• **What to do**:
Each entry needs to be retyped exactly.
:::
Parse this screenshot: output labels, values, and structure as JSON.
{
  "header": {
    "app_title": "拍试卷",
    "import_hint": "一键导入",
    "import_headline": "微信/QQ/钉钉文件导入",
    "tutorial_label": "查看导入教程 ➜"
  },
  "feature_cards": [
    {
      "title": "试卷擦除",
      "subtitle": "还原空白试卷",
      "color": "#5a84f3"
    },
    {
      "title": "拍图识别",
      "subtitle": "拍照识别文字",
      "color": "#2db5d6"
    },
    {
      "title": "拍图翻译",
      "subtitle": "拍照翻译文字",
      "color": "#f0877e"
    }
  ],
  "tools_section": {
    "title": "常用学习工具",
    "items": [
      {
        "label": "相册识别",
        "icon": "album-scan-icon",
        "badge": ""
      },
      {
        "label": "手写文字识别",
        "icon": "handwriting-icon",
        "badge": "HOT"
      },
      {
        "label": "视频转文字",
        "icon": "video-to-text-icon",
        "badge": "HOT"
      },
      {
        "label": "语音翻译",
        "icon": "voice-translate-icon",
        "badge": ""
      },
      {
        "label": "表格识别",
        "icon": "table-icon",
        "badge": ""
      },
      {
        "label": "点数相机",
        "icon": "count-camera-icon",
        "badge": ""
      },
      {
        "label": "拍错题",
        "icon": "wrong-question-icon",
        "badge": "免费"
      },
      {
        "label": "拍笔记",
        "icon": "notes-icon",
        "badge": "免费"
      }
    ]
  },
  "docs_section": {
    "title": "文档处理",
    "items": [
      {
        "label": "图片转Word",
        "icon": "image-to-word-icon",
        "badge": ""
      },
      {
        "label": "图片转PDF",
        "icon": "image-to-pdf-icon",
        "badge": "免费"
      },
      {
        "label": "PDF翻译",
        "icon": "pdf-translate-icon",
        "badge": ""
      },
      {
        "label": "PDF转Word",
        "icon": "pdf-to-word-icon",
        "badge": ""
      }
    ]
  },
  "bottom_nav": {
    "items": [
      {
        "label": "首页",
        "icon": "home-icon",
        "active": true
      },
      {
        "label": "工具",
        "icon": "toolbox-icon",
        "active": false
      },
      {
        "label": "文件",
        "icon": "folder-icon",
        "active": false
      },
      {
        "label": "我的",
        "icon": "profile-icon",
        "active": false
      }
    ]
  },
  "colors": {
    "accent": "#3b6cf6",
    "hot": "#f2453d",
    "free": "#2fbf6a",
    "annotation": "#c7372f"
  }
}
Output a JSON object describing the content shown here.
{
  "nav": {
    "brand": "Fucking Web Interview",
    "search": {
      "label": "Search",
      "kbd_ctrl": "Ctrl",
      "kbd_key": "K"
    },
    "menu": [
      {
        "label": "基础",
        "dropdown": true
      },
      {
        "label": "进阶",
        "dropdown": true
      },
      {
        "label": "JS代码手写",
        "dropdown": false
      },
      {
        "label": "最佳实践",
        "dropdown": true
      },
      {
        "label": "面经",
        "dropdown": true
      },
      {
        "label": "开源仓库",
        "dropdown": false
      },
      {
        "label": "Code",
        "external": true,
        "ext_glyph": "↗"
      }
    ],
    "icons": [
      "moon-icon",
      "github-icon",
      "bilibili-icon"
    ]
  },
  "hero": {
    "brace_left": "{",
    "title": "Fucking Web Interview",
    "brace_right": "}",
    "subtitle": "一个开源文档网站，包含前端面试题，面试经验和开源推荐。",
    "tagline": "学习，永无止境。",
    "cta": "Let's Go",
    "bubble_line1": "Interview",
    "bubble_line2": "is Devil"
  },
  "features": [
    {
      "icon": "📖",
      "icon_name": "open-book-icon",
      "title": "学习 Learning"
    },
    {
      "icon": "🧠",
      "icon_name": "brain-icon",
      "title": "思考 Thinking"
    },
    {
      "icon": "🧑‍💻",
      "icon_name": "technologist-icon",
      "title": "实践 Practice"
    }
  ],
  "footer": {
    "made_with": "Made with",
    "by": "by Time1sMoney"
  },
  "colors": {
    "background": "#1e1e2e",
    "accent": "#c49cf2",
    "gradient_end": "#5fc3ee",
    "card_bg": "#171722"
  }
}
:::
• **Task answer**:
Parse this screenshot: output labels, values, and structure as JSON.
{
  "header": {
    "app_title": "拍试卷",
    "import_hint": "一键导入",
    "import_headline": "微信/QQ/钉钉文件导入",
    "tutorial_label": "查看导入教程 ➜"
  },
  "feature_cards": [
    {
      "title": "试卷擦除",
      "subtitle": "还原空白试卷",
      "color": "#5a84f3"
    },
    {
      "title": "拍图识别",
      "subtitle": "拍照识别文字",
      "color": "#2db5d6"
    },
    {
      "title": "拍图翻译",
      "subtitle": "拍照翻译文字",
      "color": "#f0877e"
    }
  ],
  "tools_section": {
    "title": "常用学习工具",
    "items": [
      {
        "label": "相册识别",
        "icon": "album-scan-icon",
        "badge": ""
      },
      {
        "label": "手写文字识别",
        "icon": "handwriting-icon",
        "badge": "HOT"
      },
      {
        "label": "视频转文字",
        "icon": "video-to-text-icon",
        "badge": "HOT"
      },
      {
        "label": "语音翻译",
        "icon": "voice-translate-icon",
        "badge": ""
      },
      {
        "label": "表格识别",
        "icon": "table-icon",
        "badge": ""
      },
      {
        "label": "点数相机",
        "icon": "count-camera-icon",
        "badge": ""
      },
      {
        "label": "拍错题",
        "icon": "wrong-question-icon",
        "badge": "免费"
      },
      {
        "label": "拍笔记",
        "icon": "notes-icon",
        "badge": "免费"
      }
    ]
  },
  "docs_section": {
    "title": "文档处理",
    "items": [
      {
        "label": "图片转Word",
        "icon": "image-to-word-icon",
        "badge": ""
      },
      {
        "label": "图片转PDF",
        "icon": "image-to-pdf-icon",
        "badge": "免费"
      },
      {
        "label": "PDF翻译",
        "icon": "pdf-translate-icon",
        "badge": ""
      },
      {
        "label": "PDF转Word",
        "icon": "pdf-to-word-icon",
        "badge": ""
      }
    ]
  },
  "bottom_nav": {
    "items": [
      {
        "label": "首页",
        "icon": "home-icon",
        "active": true
      },
      {
        "label": "工具",
        "icon": "toolbox-icon",
        "active": false
      },
      {
        "label": "文件",
        "icon": "folder-icon",
        "active": false
      },
      {
        "label": "我的",
        "icon": "profile-icon",
        "active": false
      }
    ]
  },
  "colors": {
    "accent": "#3b6cf6",
    "hot": "#f2453d",
    "free": "#2fbf6a",
    "annotation": "#c7372f"
  }
}
Output a JSON object describing the content shown here.
{
  "nav": {
    "brand": "Fucking Web Interview",
    "search": {
      "label": "Search",
      "kbd_ctrl": "Ctrl",
      "kbd_key": "K"
    },
    "menu": [
      {
        "label": "基础",
        "dropdown": true
      },
      {
        "label": "进阶",
        "dropdown": true
      },
      {
        "label": "JS代码手写",
        "dropdown": false
      },
      {
        "label": "最佳实践",
        "dropdown": true
      },
      {
        "label": "面经",
        "dropdown": true
      },
      {
        "label": "开源仓库",
        "dropdown": false
      },
      {
        "label": "Code",
        "external": true,
        "ext_glyph": "↗"
      }
    ],
    "icons": [
      "moon-icon",
      "github-icon",
      "bilibili-icon"
    ]
  },
  "hero": {
    "brace_left": "{",
    "title": "Fucking Web Interview",
    "brace_right": "}",
    "subtitle": "一个开源文档网站，包含前端面试题，面试经验和开源推荐。",
    "tagline": "学习，永无止境。",
    "cta": "Let's Go",
    "bubble_line1": "Interview",
    "bubble_line2": "is Devil"
  },
  "features": [
    {
      "icon": "📖",
      "icon_name": "open-book-icon",
      "title": "学习 Learning"
    },
    {
      "icon": "🧠",
      "icon_name": "brain-icon",
      "title": "思考 Thinking"
    },
    {
      "icon": "🧑‍💻",
      "icon_name": "technologist-icon",
      "title": "实践 Practice"
    }
  ],
  "footer": {
    "made_with": "Made with",
    "by": "by Time1sMoney"
  },
  "colors": {
    "background": "#1e1e2e",
    "accent": "#c49cf2",
    "gradient_end": "#5fc3ee",
    "card_bg": "#171722"
  }
}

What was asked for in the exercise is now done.